Paying workers better wages has an obvious benefit to the individual. However, there are additional benefits that often get overlooked and that have a wide-ranging, positive impact.

One of the often-overlooked benefits of union membership is the impact that it has on the economy. The additional income that unionized workers earn invariably finds its way back into the local economy — supporting local business. The taxation generated from the additional spending also goes back into the community in the form of funding for any number of projects — such as infrastructure, general maintenance or social programs. According to researchers at the Canadian Labour Congress (CLC), unionized workers earn $2.67 an hour more on average than non-unionized workers. With 135,000 unionized workers currently employed in the city — that equates to an additional $11 million going back into the local economy every week.

Livable wage

However, perhaps the most important benefit is that better compensation provides a livable wage  and prevents families from falling into poverty. In turn, this makes it less likely that unionized workers will need to rely on social services for additional income support.

“The old myth of unions existing merely as self-serving entities is not only false — but also absurd.”

A quick perusal of unions’ history shows that many benefits and concessions gained by union activism are later rolled out to the general working population. It was unions that first campaigned for the minimum wage, paternity leave, overtime, vacation pay, proper workplace safety standards, as well as protection from workplace discrimination.

While unions have many achievements of which they can be proud, there is still much to do. Today, unions campaign on a number of issues. For example, unions continue to talk with elected officials to modernize the Canada Pension Plan to ensure that it provides a livable pension to all retired Canadians — regardless of union membership. The old myth of unions existing merely as self-serving entities is not only false – but also absurd.

Benefits to youth and women

Union membership is also important for women and especially younger people. CLC research shows that women in Alberta who belong to unions earn $6.89 more an hour than women who do not belong to unions. From a national perspective young people also do far better because of union membership. Unionized workers aged 15–29 earn an additional $5.35 an hour compared to those without union membership. That additional income is a huge boost for Canadian youth as they try to establish a solid foundation for their future. It helps them to source and establish credit and it helps them to save for a home and plan for a family — something that every Canadian should be able to do as a matter of course.

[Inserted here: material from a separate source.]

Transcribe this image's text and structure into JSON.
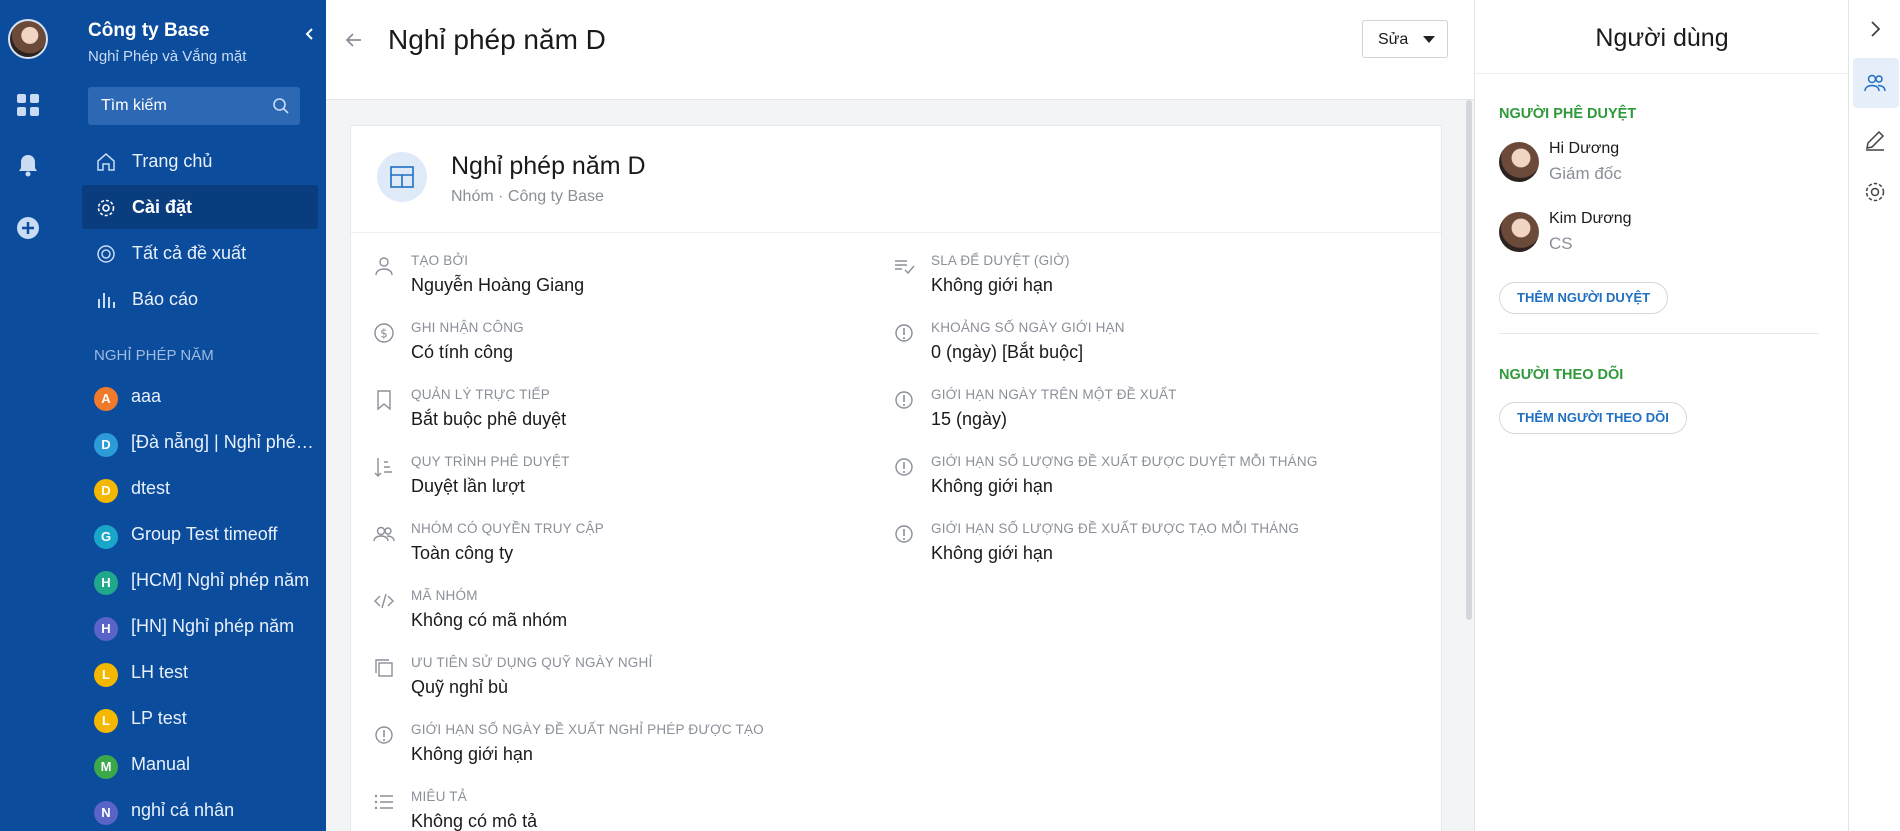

The labour movement is responsible for creating positive social change not just here in Calgary, or Canada — but around the world. By demanding equality and fairness, unions continue to advance the cause not just of its members, but for all.